* Exercise brief
Nothing in the data should be left out, so repeat it all exactly.

* Given records
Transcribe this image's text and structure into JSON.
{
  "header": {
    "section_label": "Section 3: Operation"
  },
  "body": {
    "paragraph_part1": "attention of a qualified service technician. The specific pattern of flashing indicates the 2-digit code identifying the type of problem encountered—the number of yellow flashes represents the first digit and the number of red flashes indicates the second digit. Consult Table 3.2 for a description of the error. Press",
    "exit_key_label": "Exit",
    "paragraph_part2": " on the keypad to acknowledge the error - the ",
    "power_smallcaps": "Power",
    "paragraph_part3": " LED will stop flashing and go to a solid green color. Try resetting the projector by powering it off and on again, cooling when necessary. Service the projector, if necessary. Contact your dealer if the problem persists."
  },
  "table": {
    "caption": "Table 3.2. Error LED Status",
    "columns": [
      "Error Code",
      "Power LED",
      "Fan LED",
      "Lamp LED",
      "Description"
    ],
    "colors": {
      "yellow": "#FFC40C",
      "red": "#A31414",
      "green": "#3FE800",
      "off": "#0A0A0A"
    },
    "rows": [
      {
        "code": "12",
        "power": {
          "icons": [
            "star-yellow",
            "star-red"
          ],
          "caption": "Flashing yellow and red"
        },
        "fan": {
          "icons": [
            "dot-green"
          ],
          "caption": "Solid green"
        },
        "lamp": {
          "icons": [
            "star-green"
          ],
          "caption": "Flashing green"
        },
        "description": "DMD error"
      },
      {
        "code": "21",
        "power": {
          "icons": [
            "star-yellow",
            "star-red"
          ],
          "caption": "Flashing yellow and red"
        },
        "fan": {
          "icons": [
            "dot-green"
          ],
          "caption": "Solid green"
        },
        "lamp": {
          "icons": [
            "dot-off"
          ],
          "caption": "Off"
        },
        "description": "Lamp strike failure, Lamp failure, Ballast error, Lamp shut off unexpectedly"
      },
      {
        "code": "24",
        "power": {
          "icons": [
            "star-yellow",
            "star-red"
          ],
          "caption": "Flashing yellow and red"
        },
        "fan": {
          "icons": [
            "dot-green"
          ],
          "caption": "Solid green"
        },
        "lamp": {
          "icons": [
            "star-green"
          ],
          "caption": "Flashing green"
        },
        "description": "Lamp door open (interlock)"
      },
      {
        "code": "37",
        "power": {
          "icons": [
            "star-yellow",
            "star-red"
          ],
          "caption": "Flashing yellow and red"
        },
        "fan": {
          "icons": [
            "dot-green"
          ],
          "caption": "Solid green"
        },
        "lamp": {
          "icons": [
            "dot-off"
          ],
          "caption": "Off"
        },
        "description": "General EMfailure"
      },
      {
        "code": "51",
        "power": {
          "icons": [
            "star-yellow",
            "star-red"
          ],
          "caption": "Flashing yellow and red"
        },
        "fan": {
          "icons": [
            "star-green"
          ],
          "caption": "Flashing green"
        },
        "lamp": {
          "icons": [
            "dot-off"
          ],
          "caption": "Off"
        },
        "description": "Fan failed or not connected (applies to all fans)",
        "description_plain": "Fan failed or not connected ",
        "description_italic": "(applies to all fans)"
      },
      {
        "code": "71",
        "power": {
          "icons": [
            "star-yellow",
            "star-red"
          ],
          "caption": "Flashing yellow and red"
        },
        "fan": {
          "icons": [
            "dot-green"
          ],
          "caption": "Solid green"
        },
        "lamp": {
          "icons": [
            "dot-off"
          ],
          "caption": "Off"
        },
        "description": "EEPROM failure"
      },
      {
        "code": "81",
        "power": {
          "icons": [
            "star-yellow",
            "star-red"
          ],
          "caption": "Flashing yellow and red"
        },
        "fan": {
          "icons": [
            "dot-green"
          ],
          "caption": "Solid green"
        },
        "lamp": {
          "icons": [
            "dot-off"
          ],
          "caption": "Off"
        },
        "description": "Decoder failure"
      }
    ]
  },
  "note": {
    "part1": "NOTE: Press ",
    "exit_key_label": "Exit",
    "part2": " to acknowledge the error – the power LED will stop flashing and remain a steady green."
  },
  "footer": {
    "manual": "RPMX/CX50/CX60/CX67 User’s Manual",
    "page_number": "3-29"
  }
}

* Response below
Transcribe this image's text and structure into JSON.
{
  "header": {
    "section_label": "Section 3: Operation"
  },
  "body": {
    "paragraph_part1": "attention of a qualified service technician. The specific pattern of flashing indicates the 2-digit code identifying the type of problem encountered—the number of yellow flashes represents the first digit and the number of red flashes indicates the second digit. Consult Table 3.2 for a description of the error. Press",
    "exit_key_label": "Exit",
    "paragraph_part2": " on the keypad to acknowledge the error - the ",
    "power_smallcaps": "Power",
    "paragraph_part3": " LED will stop flashing and go to a solid green color. Try resetting the projector by powering it off and on again, cooling when necessary. Service the projector, if necessary. Contact your dealer if the problem persists."
  },
  "table": {
    "caption": "Table 3.2. Error LED Status",
    "columns": [
      "Error Code",
      "Power LED",
      "Fan LED",
      "Lamp LED",
      "Description"
    ],
    "colors": {
      "yellow": "#FFC40C",
      "red": "#A31414",
      "green": "#3FE800",
      "off": "#0A0A0A"
    },
    "rows": [
      {
        "code": "12",
        "power": {
          "icons": [
            "star-yellow",
            "star-red"
          ],
          "caption": "Flashing yellow and red"
        },
        "fan": {
          "icons": [
            "dot-green"
          ],
          "caption": "Solid green"
        },
        "lamp": {
          "icons": [
            "star-green"
          ],
          "caption": "Flashing green"
        },
        "description": "DMD error"
      },
      {
        "code": "21",
        "power": {
          "icons": [
            "star-yellow",
            "star-red"
          ],
          "caption": "Flashing yellow and red"
        },
        "fan": {
          "icons": [
            "dot-green"
          ],
          "caption": "Solid green"
        },
        "lamp": {
          "icons": [
            "dot-off"
          ],
          "caption": "Off"
        },
        "description": "Lamp strike failure, Lamp failure, Ballast error, Lamp shut off unexpectedly"
      },
      {
        "code": "24",
        "power": {
          "icons": [
            "star-yellow",
            "star-red"
          ],
          "caption": "Flashing yellow and red"
        },
        "fan": {
          "icons": [
            "dot-green"
          ],
          "caption": "Solid green"
        },
        "lamp": {
          "icons": [
            "star-green"
          ],
          "caption": "Flashing green"
        },
        "description": "Lamp door open (interlock)"
      },
      {
        "code": "37",
        "power": {
          "icons": [
            "star-yellow",
            "star-red"
          ],
          "caption": "Flashing yellow and red"
        },
        "fan": {
          "icons": [
            "dot-green"
          ],
          "caption": "Solid green"
        },
        "lamp": {
          "icons": [
            "dot-off"
          ],
          "caption": "Off"
        },
        "description": "General EMfailure"
      },
      {
        "code": "51",
        "power": {
          "icons": [
            "star-yellow",
            "star-red"
          ],
          "caption": "Flashing yellow and red"
        },
        "fan": {
          "icons": [
            "star-green"
          ],
          "caption": "Flashing green"
        },
        "lamp": {
          "icons": [
            "dot-off"
          ],
          "caption": "Off"
        },
        "description": "Fan failed or not connected (applies to all fans)",
        "description_plain": "Fan failed or not connected ",
        "description_italic": "(applies to all fans)"
      },
      {
        "code": "71",
        "power": {
          "icons": [
            "star-yellow",
            "star-red"
          ],
          "caption": "Flashing yellow and red"
        },
        "fan": {
          "icons": [
            "dot-green"
          ],
          "caption": "Solid green"
        },
        "lamp": {
          "icons": [
            "dot-off"
          ],
          "caption": "Off"
        },
        "description": "EEPROM failure"
      },
      {
        "code": "81",
        "power": {
          "icons": [
            "star-yellow",
            "star-red"
          ],
          "caption": "Flashing yellow and red"
        },
        "fan": {
          "icons": [
            "dot-green"
          ],
          "caption": "Solid green"
        },
        "lamp": {
          "icons": [
            "dot-off"
          ],
          "caption": "Off"
        },
        "description": "Decoder failure"
      }
    ]
  },
  "note": {
    "part1": "NOTE: Press ",
    "exit_key_label": "Exit",
    "part2": " to acknowledge the error – the power LED will stop flashing and remain a steady green."
  },
  "footer": {
    "manual": "RPMX/CX50/CX60/CX67 User’s Manual",
    "page_number": "3-29"
  }
}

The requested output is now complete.